Segment Open

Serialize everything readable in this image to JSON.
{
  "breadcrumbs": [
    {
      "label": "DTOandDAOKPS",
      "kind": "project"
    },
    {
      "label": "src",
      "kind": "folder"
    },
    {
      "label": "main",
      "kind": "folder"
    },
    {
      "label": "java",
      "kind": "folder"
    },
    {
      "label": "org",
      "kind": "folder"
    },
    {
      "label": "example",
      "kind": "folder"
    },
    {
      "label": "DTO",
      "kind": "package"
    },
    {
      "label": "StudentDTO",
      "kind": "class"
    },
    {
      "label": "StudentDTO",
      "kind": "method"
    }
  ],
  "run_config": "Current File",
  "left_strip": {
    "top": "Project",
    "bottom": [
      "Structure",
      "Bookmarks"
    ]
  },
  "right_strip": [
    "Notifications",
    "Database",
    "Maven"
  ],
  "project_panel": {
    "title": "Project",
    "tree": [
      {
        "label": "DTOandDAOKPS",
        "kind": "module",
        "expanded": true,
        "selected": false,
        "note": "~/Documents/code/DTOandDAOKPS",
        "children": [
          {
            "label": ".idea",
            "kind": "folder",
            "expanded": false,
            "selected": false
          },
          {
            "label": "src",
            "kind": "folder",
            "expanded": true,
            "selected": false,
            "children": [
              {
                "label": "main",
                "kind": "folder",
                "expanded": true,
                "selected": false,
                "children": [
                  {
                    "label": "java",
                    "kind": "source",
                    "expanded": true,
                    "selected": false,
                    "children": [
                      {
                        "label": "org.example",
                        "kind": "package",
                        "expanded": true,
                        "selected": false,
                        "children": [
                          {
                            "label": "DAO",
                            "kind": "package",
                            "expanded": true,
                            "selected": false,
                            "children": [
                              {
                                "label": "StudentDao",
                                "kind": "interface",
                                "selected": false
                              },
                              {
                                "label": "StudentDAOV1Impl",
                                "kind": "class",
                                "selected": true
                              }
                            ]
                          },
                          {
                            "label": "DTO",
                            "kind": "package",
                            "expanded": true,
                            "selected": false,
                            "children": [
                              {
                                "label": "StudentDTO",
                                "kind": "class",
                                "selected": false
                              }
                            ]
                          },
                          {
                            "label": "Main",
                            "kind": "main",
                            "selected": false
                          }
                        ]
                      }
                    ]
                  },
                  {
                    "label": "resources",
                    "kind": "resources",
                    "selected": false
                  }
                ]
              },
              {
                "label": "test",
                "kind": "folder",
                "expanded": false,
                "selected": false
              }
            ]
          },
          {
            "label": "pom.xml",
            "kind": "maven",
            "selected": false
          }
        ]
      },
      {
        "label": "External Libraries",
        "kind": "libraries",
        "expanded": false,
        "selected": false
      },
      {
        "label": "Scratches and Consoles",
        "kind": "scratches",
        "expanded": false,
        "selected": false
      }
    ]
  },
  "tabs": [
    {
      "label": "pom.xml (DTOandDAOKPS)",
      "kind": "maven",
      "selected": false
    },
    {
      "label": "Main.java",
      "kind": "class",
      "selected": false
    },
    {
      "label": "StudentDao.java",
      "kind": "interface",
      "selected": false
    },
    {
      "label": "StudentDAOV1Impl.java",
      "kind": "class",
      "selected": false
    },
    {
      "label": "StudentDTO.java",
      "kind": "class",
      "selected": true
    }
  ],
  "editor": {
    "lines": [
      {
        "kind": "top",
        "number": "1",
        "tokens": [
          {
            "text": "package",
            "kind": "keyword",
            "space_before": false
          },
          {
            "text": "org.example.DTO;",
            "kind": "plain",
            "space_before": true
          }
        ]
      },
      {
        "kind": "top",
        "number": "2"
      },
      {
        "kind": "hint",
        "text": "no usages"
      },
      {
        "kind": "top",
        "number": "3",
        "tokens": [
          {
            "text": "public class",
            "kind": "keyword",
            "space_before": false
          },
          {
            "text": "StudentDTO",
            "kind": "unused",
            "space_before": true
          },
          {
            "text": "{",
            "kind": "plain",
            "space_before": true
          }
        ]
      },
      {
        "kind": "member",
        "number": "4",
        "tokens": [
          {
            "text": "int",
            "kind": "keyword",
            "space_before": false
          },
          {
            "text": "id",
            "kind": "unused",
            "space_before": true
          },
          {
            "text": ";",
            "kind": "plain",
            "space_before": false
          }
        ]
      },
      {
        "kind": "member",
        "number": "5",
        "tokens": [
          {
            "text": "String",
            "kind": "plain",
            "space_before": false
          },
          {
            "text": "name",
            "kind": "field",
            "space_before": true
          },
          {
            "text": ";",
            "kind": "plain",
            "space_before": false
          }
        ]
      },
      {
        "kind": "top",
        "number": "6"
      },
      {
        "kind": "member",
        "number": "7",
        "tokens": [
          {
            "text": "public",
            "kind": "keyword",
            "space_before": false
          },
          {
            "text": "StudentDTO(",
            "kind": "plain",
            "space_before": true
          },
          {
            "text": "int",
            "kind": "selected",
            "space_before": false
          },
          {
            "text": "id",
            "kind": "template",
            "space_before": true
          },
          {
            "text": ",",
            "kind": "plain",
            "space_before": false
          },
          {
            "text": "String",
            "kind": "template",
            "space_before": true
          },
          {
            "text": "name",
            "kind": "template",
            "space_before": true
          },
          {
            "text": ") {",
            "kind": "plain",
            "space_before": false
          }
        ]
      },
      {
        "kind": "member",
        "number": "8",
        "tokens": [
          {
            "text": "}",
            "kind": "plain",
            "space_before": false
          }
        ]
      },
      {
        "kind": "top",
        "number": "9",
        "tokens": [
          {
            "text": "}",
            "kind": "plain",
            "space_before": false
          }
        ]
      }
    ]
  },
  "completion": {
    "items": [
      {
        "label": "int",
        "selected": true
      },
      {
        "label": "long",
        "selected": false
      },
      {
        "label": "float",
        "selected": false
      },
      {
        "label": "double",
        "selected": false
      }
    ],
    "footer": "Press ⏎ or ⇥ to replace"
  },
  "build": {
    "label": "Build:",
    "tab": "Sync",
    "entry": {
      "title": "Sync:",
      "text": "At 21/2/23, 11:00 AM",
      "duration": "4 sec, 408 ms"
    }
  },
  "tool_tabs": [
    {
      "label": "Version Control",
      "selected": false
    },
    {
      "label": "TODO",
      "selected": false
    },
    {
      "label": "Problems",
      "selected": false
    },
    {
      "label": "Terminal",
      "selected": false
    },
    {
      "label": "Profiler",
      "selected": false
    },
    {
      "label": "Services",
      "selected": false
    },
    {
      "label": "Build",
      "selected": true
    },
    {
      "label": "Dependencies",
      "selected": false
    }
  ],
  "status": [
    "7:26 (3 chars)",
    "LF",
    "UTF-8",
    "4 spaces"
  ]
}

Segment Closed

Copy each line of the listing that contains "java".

Solution to the exercise:
      "label": "java",
                    "label": "java",
      "label": "Main.java",
      "label": "StudentDao.java",
      "label": "StudentDAOV1Impl.java",
      "label": "StudentDTO.java",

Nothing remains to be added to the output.